Start of Block

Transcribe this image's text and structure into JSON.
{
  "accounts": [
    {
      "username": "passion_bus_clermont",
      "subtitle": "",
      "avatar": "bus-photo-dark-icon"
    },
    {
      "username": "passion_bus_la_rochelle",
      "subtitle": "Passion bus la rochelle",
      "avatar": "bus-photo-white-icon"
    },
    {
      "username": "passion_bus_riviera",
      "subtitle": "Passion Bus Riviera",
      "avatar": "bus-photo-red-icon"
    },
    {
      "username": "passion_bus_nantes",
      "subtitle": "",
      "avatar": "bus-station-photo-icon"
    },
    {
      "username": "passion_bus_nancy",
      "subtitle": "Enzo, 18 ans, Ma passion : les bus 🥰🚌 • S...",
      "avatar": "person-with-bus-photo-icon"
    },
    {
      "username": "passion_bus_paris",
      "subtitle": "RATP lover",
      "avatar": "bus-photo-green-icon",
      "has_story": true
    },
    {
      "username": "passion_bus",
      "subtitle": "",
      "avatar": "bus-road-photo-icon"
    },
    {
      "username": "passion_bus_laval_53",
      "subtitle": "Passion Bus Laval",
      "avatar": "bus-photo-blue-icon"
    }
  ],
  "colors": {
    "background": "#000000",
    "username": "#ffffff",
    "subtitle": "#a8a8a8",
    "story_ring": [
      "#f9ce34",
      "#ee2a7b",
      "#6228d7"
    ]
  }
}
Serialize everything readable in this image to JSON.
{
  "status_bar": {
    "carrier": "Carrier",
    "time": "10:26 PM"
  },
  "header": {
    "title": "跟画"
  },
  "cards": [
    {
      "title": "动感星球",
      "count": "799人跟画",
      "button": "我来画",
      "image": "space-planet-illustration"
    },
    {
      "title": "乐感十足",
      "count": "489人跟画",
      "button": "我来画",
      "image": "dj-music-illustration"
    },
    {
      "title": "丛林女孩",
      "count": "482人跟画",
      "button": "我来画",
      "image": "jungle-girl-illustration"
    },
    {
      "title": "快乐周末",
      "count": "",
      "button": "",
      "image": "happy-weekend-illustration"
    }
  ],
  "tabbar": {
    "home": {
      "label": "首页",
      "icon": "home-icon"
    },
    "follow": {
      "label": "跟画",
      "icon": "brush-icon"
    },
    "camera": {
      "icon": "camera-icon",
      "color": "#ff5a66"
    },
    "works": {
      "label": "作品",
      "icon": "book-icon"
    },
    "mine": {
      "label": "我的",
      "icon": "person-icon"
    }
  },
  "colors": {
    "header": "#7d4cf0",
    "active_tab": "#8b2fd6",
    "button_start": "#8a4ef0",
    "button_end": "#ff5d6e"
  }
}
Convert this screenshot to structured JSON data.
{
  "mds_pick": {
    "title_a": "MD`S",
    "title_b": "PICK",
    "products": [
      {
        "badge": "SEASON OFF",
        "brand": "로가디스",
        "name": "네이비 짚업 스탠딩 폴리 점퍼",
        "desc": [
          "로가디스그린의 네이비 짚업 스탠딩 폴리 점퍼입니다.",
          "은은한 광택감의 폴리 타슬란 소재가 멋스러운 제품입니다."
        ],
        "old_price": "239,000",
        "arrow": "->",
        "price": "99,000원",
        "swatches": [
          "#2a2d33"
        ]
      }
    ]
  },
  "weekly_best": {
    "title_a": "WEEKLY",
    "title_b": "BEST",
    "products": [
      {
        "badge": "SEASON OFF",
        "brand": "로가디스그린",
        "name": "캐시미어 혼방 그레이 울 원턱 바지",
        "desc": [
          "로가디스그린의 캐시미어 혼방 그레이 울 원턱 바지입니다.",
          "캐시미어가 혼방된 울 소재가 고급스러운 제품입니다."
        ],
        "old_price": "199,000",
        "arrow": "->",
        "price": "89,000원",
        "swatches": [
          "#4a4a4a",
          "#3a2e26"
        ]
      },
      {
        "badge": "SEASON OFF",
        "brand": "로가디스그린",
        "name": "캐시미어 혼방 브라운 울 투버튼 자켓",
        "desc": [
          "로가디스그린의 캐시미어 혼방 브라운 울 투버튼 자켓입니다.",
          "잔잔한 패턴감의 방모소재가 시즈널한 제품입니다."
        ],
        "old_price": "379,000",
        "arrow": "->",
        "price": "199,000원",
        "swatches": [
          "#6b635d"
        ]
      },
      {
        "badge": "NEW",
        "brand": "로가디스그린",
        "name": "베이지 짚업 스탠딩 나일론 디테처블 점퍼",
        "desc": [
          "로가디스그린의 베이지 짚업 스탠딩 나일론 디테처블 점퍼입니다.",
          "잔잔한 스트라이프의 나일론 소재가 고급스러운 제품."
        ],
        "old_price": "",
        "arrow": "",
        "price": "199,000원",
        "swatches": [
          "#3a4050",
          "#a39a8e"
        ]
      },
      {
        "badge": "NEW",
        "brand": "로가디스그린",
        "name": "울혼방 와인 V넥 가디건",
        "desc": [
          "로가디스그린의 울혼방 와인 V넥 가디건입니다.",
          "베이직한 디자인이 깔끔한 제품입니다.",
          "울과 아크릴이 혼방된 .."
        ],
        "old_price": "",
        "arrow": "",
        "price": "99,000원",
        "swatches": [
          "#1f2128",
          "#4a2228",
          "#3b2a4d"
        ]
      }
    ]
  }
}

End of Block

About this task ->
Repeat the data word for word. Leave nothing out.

Task answer ->
Transcribe this image's text and structure into JSON.
{
  "accounts": [
    {
      "username": "passion_bus_clermont",
      "subtitle": "",
      "avatar": "bus-photo-dark-icon"
    },
    {
      "username": "passion_bus_la_rochelle",
      "subtitle": "Passion bus la rochelle",
      "avatar": "bus-photo-white-icon"
    },
    {
      "username": "passion_bus_riviera",
      "subtitle": "Passion Bus Riviera",
      "avatar": "bus-photo-red-icon"
    },
    {
      "username": "passion_bus_nantes",
      "subtitle": "",
      "avatar": "bus-station-photo-icon"
    },
    {
      "username": "passion_bus_nancy",
      "subtitle": "Enzo, 18 ans, Ma passion : les bus 🥰🚌 • S...",
      "avatar": "person-with-bus-photo-icon"
    },
    {
      "username": "passion_bus_paris",
      "subtitle": "RATP lover",
      "avatar": "bus-photo-green-icon",
      "has_story": true
    },
    {
      "username": "passion_bus",
      "subtitle": "",
      "avatar": "bus-road-photo-icon"
    },
    {
      "username": "passion_bus_laval_53",
      "subtitle": "Passion Bus Laval",
      "avatar": "bus-photo-blue-icon"
    }
  ],
  "colors": {
    "background": "#000000",
    "username": "#ffffff",
    "subtitle": "#a8a8a8",
    "story_ring": [
      "#f9ce34",
      "#ee2a7b",
      "#6228d7"
    ]
  }
}
Serialize everything readable in this image to JSON.
{
  "status_bar": {
    "carrier": "Carrier",
    "time": "10:26 PM"
  },
  "header": {
    "title": "跟画"
  },
  "cards": [
    {
      "title": "动感星球",
      "count": "799人跟画",
      "button": "我来画",
      "image": "space-planet-illustration"
    },
    {
      "title": "乐感十足",
      "count": "489人跟画",
      "button": "我来画",
      "image": "dj-music-illustration"
    },
    {
      "title": "丛林女孩",
      "count": "482人跟画",
      "button": "我来画",
      "image": "jungle-girl-illustration"
    },
    {
      "title": "快乐周末",
      "count": "",
      "button": "",
      "image": "happy-weekend-illustration"
    }
  ],
  "tabbar": {
    "home": {
      "label": "首页",
      "icon": "home-icon"
    },
    "follow": {
      "label": "跟画",
      "icon": "brush-icon"
    },
    "camera": {
      "icon": "camera-icon",
      "color": "#ff5a66"
    },
    "works": {
      "label": "作品",
      "icon": "book-icon"
    },
    "mine": {
      "label": "我的",
      "icon": "person-icon"
    }
  },
  "colors": {
    "header": "#7d4cf0",
    "active_tab": "#8b2fd6",
    "button_start": "#8a4ef0",
    "button_end": "#ff5d6e"
  }
}
Convert this screenshot to structured JSON data.
{
  "mds_pick": {
    "title_a": "MD`S",
    "title_b": "PICK",
    "products": [
      {
        "badge": "SEASON OFF",
        "brand": "로가디스",
        "name": "네이비 짚업 스탠딩 폴리 점퍼",
        "desc": [
          "로가디스그린의 네이비 짚업 스탠딩 폴리 점퍼입니다.",
          "은은한 광택감의 폴리 타슬란 소재가 멋스러운 제품입니다."
        ],
        "old_price": "239,000",
        "arrow": "->",
        "price": "99,000원",
        "swatches": [
          "#2a2d33"
        ]
      }
    ]
  },
  "weekly_best": {
    "title_a": "WEEKLY",
    "title_b": "BEST",
    "products": [
      {
        "badge": "SEASON OFF",
        "brand": "로가디스그린",
        "name": "캐시미어 혼방 그레이 울 원턱 바지",
        "desc": [
          "로가디스그린의 캐시미어 혼방 그레이 울 원턱 바지입니다.",
          "캐시미어가 혼방된 울 소재가 고급스러운 제품입니다."
        ],
        "old_price": "199,000",
        "arrow": "->",
        "price": "89,000원",
        "swatches": [
          "#4a4a4a",
          "#3a2e26"
        ]
      },
      {
        "badge": "SEASON OFF",
        "brand": "로가디스그린",
        "name": "캐시미어 혼방 브라운 울 투버튼 자켓",
        "desc": [
          "로가디스그린의 캐시미어 혼방 브라운 울 투버튼 자켓입니다.",
          "잔잔한 패턴감의 방모소재가 시즈널한 제품입니다."
        ],
        "old_price": "379,000",
        "arrow": "->",
        "price": "199,000원",
        "swatches": [
          "#6b635d"
        ]
      },
      {
        "badge": "NEW",
        "brand": "로가디스그린",
        "name": "베이지 짚업 스탠딩 나일론 디테처블 점퍼",
        "desc": [
          "로가디스그린의 베이지 짚업 스탠딩 나일론 디테처블 점퍼입니다.",
          "잔잔한 스트라이프의 나일론 소재가 고급스러운 제품."
        ],
        "old_price": "",
        "arrow": "",
        "price": "199,000원",
        "swatches": [
          "#3a4050",
          "#a39a8e"
        ]
      },
      {
        "badge": "NEW",
        "brand": "로가디스그린",
        "name": "울혼방 와인 V넥 가디건",
        "desc": [
          "로가디스그린의 울혼방 와인 V넥 가디건입니다.",
          "베이직한 디자인이 깔끔한 제품입니다.",
          "울과 아크릴이 혼방된 .."
        ],
        "old_price": "",
        "arrow": "",
        "price": "99,000원",
        "swatches": [
          "#1f2128",
          "#4a2228",
          "#3b2a4d"
        ]
      }
    ]
  }
}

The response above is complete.